Lawyers are pretty good at law-related activities. It’s their job, after all. But for at least one of those activities, lawyers are only second-best. A recent document-analyzing competition between lawyers and artificial intelligence .
The competition was managed by legal AI platform , which trained its AI to read and interpret complex legal documents. LawGeex pitted that AI against law professors from Stanford, Duke, and the University of Southern California in a competition to read and interpret a collection of five non-disclosure agreements.
Both the humans and the AI were given four hours to read the contracts and identify over 30 legal terms and issues, including arbitration and confidentiality agreements. Both the human and AI participants were scored based on how accurate their assessments were.
While the human lawyers managed a respectable 85 percent success rate, they were outperformed by the AI, which managed a full ten percentage points better. Even more impressively, human lawyers averaged 92 minutes to analyze the contracts, the AI did it in only 26 seconds.

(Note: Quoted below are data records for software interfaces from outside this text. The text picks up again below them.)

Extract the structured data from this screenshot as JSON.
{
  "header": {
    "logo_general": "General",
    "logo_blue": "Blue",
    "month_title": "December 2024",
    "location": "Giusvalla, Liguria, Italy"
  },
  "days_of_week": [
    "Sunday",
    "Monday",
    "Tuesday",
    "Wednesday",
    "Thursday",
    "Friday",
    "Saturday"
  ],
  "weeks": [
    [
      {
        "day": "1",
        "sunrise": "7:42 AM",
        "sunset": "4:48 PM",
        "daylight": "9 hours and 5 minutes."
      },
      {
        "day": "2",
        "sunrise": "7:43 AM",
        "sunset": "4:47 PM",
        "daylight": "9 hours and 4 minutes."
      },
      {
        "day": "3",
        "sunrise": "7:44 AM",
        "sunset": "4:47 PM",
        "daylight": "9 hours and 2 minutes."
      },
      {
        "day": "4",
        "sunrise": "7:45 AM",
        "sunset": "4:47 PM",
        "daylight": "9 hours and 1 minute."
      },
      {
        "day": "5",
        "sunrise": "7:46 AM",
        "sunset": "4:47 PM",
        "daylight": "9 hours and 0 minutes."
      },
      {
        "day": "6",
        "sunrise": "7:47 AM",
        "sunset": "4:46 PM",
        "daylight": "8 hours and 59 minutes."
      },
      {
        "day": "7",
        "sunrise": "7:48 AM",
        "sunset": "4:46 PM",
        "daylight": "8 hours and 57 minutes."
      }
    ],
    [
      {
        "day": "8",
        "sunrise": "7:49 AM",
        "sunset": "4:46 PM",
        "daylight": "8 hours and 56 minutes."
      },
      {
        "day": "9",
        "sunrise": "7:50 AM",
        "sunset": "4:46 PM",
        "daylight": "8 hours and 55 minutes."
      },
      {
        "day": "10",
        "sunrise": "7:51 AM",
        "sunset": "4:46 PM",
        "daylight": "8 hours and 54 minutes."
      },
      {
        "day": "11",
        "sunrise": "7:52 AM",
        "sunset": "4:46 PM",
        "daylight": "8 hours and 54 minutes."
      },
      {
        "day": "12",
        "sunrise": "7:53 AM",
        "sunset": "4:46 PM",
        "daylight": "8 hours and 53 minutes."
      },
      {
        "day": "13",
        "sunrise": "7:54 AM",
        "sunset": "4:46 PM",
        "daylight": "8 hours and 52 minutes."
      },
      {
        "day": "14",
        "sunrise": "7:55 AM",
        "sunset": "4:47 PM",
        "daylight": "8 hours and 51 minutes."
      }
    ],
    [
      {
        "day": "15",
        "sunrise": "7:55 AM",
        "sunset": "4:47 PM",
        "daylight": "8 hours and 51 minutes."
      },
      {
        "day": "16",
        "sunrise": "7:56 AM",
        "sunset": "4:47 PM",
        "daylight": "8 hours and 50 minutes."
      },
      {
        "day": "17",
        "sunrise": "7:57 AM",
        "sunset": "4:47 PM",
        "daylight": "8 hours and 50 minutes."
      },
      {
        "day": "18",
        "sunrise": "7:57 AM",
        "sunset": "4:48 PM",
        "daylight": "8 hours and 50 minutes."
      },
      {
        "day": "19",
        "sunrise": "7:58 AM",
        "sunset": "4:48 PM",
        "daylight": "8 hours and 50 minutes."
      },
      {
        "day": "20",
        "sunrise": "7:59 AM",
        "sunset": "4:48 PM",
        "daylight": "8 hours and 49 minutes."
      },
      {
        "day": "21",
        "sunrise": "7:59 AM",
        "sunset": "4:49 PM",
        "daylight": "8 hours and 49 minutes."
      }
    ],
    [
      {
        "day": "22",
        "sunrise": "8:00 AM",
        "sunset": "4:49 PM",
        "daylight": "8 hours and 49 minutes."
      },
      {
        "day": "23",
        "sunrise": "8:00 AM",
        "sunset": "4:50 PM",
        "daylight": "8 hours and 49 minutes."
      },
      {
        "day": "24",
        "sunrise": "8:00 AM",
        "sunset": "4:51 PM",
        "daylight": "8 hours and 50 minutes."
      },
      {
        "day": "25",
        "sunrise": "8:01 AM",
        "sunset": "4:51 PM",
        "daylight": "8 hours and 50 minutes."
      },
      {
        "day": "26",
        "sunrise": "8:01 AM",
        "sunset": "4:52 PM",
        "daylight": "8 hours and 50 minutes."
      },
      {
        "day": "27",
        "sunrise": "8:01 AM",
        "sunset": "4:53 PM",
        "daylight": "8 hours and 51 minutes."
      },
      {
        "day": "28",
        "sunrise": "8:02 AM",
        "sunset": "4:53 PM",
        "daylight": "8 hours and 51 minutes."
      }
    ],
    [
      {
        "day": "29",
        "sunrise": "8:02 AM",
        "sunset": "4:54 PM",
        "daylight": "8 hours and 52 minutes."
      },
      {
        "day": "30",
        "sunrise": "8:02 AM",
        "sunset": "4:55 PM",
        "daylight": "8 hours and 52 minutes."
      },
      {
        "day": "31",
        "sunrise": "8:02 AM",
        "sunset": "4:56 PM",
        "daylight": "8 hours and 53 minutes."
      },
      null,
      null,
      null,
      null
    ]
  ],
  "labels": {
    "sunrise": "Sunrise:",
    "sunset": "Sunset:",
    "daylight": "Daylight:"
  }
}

“This research shows technology can help solve two problems - both making contract management faster and more reliable, and freeing up resources so legal departments can focus on building the quality of their human legal teams,” said Gillian K. Hadfield, one of the lawyers who participated in the competition.
This doesn’t mean that lawyers will be out of a job soon, of course. There’s plenty that lawyers do that this AI can never accomplish. Instead, it’s likely that AI technology will be used to make lawyers’ jobs easier by performing much of this type of rote work. The end result will likely be lawyers capable of taking on more clients, which will mean more access to legal counsel for everybody.